Another project in downtown Los Angeles is considering installing ultra-low-flow fixtures, including 0.5/0.95 dual-flush toilets, which will allow the project to achieve over 55% indoor water use reduction, Shula notes. “With savings this high, the project also qualifies for Exemplary Performance and Regional Priority LEED credits, maxing out the available points.”
Avoid Common Green Building Complications
Project teams sometimes decide not to pursue the Water Metering or Cooling Tower Water Use credits for cost and complexity reasons, Shula explains.
“Depending on the size and type of building, installing permanent submeters for irrigation, cooling towers, domestic hot water, reclaimed water, indoor plumbing fixtures, and fitting and other process water may be cost prohibitive and require additional design coordination,” Shula says.
“For the Cooling Tower Water Use credit, it can be challenging especially in existing systems to maximize the cooling tower cycles of concentration without exceeding any filtration levels or affecting the operation of the condenser water system. However, if teams are able to do this in their cooling towers, or use recycled greywater, there is tremendous opportunity to save water,” he adds.
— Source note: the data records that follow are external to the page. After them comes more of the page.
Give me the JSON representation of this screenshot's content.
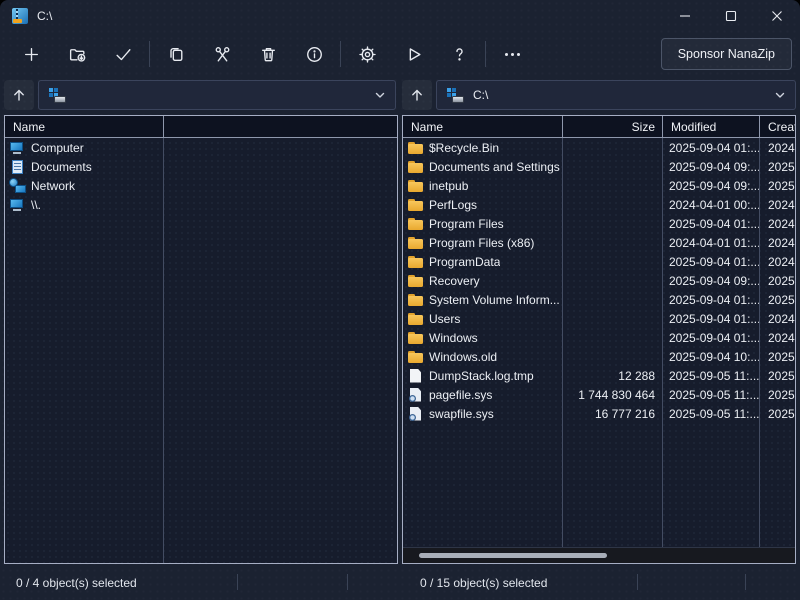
{
  "window": {
    "title": "C:\\"
  },
  "toolbar": {
    "icons": [
      "plus",
      "extract-folder",
      "checkmark",
      "copy",
      "scissors",
      "trash",
      "info",
      "gear",
      "play",
      "question-mark",
      "ellipsis"
    ],
    "sponsor_label": "Sponsor NanaZip"
  },
  "colors": {
    "window_bg": "#1b2231",
    "panel_bg": "#161c2c",
    "header_bg": "#0d1220",
    "panel_border": "#a6aec4",
    "folder_icon": "#f0b13e",
    "text": "#eceff4"
  },
  "left_panel": {
    "address_value": "",
    "columns": [
      "Name",
      ""
    ],
    "items": [
      {
        "name": "Computer",
        "icon": "computer"
      },
      {
        "name": "Documents",
        "icon": "documents"
      },
      {
        "name": "Network",
        "icon": "network"
      },
      {
        "name": "\\\\.",
        "icon": "computer"
      }
    ],
    "status": "0 / 4 object(s) selected"
  },
  "right_panel": {
    "address_value": "C:\\",
    "columns": [
      "Name",
      "Size",
      "Modified",
      "Created"
    ],
    "items": [
      {
        "name": "$Recycle.Bin",
        "icon": "folder",
        "size": "",
        "modified": "2025-09-04 01:...",
        "created": "2024-"
      },
      {
        "name": "Documents and Settings",
        "icon": "folder",
        "size": "",
        "modified": "2025-09-04 09:...",
        "created": "2025-"
      },
      {
        "name": "inetpub",
        "icon": "folder",
        "size": "",
        "modified": "2025-09-04 09:...",
        "created": "2025-"
      },
      {
        "name": "PerfLogs",
        "icon": "folder",
        "size": "",
        "modified": "2024-04-01 00:...",
        "created": "2024-"
      },
      {
        "name": "Program Files",
        "icon": "folder",
        "size": "",
        "modified": "2025-09-04 01:...",
        "created": "2024-"
      },
      {
        "name": "Program Files (x86)",
        "icon": "folder",
        "size": "",
        "modified": "2024-04-01 01:...",
        "created": "2024-"
      },
      {
        "name": "ProgramData",
        "icon": "folder",
        "size": "",
        "modified": "2025-09-04 01:...",
        "created": "2024-"
      },
      {
        "name": "Recovery",
        "icon": "folder",
        "size": "",
        "modified": "2025-09-04 09:...",
        "created": "2025-"
      },
      {
        "name": "System Volume Inform...",
        "icon": "folder",
        "size": "",
        "modified": "2025-09-04 01:...",
        "created": "2025-"
      },
      {
        "name": "Users",
        "icon": "folder",
        "size": "",
        "modified": "2025-09-04 01:...",
        "created": "2024-"
      },
      {
        "name": "Windows",
        "icon": "folder",
        "size": "",
        "modified": "2025-09-04 01:...",
        "created": "2024-"
      },
      {
        "name": "Windows.old",
        "icon": "folder",
        "size": "",
        "modified": "2025-09-04 10:...",
        "created": "2025-"
      },
      {
        "name": "DumpStack.log.tmp",
        "icon": "file",
        "size": "12 288",
        "modified": "2025-09-05 11:...",
        "created": "2025-"
      },
      {
        "name": "pagefile.sys",
        "icon": "file-sys",
        "size": "1 744 830 464",
        "modified": "2025-09-05 11:...",
        "created": "2025-"
      },
      {
        "name": "swapfile.sys",
        "icon": "file-sys",
        "size": "16 777 216",
        "modified": "2025-09-05 11:...",
        "created": "2025-"
      }
    ],
    "status": "0 / 15 object(s) selected"
  }
}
Despite the cost, there’s another benefit to installing permanent submetering – leak detection. Aging infrastructure and seasonal stresses can lead to broken pipes, flushing your efficiency goals down the drain along with wasted water.
“By properly metering various sub-systems, these leaks can be detected early and corrective measures can be taken before it’s too late,” Shula says. “Metering and tracking water consumption of the cooling tower and plumbing fixtures also helps with smarter decision making processes to truly understand the business case and calculate the return on investment.”
Janelle Penny (email@example.com) is Senior Editor of BUILDINGS